Wednesday, October 05, 2011
by Paul Finch
read by Arthur Darvill
Published by BBC Audiobooks
Approx 6.5 hours
Okay before we talk about this particular audio book I've gotta point out something I just found out and it has me stoked; there are like a bazillion Doctor who audiobooks. I was looking around for something to shove into my iPod and remembered having listened to a couple of Doctor who books and thought that would be cool let's see what else is out there. 'Lo and behold there are several for the latest 3 Doctors and many more for the older series. BBC Audiobooks has been busy.
This time around I've picked up another audiobook featureing the 11th Doctor (portrayed by Matt Smith) and in the continuity it takes place just before the 5th season episode of "The Impossible Astronaut." The Doctor's companions are still Amy and Rory and their adventures takes them to a region that is pretty much like a gambler's heaven, Leisure Platform 9. Before he can join Rory and Amy, the Doctor has to go and visit an old friend, Kobal Zalu, who is head of the police force in this sector. Zalu mentions that the last time he saw the Doctor, the Doctor had white hair, so this is digging out an old friend from way back, the first or second Doctor. It seems Zalu doesn't as much act as a police officer but more of a peacekeeper between gamblers and vilians and as long as the locals aren't harmed all else is ignored.
This book is ready by Arthur Darvill, the actor portraying Rory in the series, and not only is this a good choice because the bulk of the story is told from Rory's point of view, but because Darvill has a great delivery. His voice is flexible enought to change between different characters talking in the story, but he does a pretty good impression of Matt Smith (the Doctor).
While on the platform Rory notices a game of chance that he's pretty good at, well least the Earth version (craps). While observing a player at the game Rory remarks that the game of chance is chancing more to the players benefit. When he remarks outloud about this the player then challenges Rory. Rory plays ends up winning but on the final throw loses, and loses big, in fact he loses the TARDIS to the player (it doesn't matter that Rory isn't the owner.) So as payment the player, Xorg Krauzzen, kidnaps Rory and takes him to the planet Gorgoror, where Rory and other kidnapped earthlings are part of a hunt, not as hunters but as hunted.

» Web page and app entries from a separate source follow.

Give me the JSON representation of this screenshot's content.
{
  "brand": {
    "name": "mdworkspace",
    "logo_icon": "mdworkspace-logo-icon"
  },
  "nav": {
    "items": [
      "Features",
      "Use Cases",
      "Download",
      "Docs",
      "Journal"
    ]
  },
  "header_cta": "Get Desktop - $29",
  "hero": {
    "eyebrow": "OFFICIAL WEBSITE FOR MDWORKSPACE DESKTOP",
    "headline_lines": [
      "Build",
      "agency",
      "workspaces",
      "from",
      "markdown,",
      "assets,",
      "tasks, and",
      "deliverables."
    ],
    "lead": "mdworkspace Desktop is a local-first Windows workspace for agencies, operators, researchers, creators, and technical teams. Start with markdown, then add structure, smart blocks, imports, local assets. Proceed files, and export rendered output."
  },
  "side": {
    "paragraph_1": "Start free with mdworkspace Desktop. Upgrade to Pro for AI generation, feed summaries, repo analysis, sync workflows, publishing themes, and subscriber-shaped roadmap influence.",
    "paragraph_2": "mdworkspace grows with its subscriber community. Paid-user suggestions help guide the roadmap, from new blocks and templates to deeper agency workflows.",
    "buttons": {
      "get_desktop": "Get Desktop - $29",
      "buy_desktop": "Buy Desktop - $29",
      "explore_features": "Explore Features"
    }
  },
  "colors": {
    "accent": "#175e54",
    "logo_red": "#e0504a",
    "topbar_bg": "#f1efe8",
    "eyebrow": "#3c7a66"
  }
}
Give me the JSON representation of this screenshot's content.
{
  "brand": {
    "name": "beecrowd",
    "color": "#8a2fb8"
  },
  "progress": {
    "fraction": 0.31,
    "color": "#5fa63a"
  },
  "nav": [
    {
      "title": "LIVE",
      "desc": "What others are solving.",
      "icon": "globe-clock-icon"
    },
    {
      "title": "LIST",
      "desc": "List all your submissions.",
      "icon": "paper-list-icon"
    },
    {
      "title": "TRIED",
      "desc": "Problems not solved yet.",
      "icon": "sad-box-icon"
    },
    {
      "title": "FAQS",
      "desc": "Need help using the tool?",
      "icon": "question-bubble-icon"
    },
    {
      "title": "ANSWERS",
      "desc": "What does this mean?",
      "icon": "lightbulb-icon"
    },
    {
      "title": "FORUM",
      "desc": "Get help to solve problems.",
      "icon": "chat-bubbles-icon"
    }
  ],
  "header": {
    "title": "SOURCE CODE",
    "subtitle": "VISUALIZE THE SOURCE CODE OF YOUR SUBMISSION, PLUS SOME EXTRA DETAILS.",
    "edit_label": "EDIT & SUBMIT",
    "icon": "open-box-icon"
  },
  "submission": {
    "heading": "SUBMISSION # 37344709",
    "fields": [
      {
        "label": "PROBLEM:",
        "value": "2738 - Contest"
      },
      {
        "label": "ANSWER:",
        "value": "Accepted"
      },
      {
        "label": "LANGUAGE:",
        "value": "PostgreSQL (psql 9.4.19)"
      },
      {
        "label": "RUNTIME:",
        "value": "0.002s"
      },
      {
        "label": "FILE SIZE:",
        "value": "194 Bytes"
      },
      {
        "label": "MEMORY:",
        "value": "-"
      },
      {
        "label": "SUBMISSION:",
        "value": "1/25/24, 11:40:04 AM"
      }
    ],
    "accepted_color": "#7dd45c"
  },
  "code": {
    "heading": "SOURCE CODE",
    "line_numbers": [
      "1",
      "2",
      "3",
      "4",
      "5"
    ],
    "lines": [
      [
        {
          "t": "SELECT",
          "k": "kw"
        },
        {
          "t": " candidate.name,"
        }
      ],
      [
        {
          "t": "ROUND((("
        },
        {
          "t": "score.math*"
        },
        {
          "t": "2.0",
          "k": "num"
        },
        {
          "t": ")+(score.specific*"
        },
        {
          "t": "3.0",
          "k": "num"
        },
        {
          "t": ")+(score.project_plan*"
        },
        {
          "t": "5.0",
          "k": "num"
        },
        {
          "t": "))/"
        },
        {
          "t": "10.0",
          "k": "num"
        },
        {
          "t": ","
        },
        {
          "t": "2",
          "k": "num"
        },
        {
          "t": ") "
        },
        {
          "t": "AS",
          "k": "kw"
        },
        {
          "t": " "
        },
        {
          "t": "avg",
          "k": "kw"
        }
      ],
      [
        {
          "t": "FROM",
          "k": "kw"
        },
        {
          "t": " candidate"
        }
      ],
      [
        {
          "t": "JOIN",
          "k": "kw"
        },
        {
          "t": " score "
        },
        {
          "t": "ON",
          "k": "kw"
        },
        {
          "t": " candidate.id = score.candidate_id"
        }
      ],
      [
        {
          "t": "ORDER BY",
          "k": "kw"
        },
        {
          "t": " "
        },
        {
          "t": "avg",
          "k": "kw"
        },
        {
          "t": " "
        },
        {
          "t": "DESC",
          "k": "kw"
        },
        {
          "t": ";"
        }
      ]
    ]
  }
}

The Doctor and Amy go undercover to save Rory and end up uncovering a fiendish hunt that has been going on illegally for years, so now the Doctor must stop this evil, rescue his friends and get the TARDIS back. In a non-stop thrillride this story will keep you on the edge of your seat, have you chew down all your fingernails and keep your adrenaline up until the very end.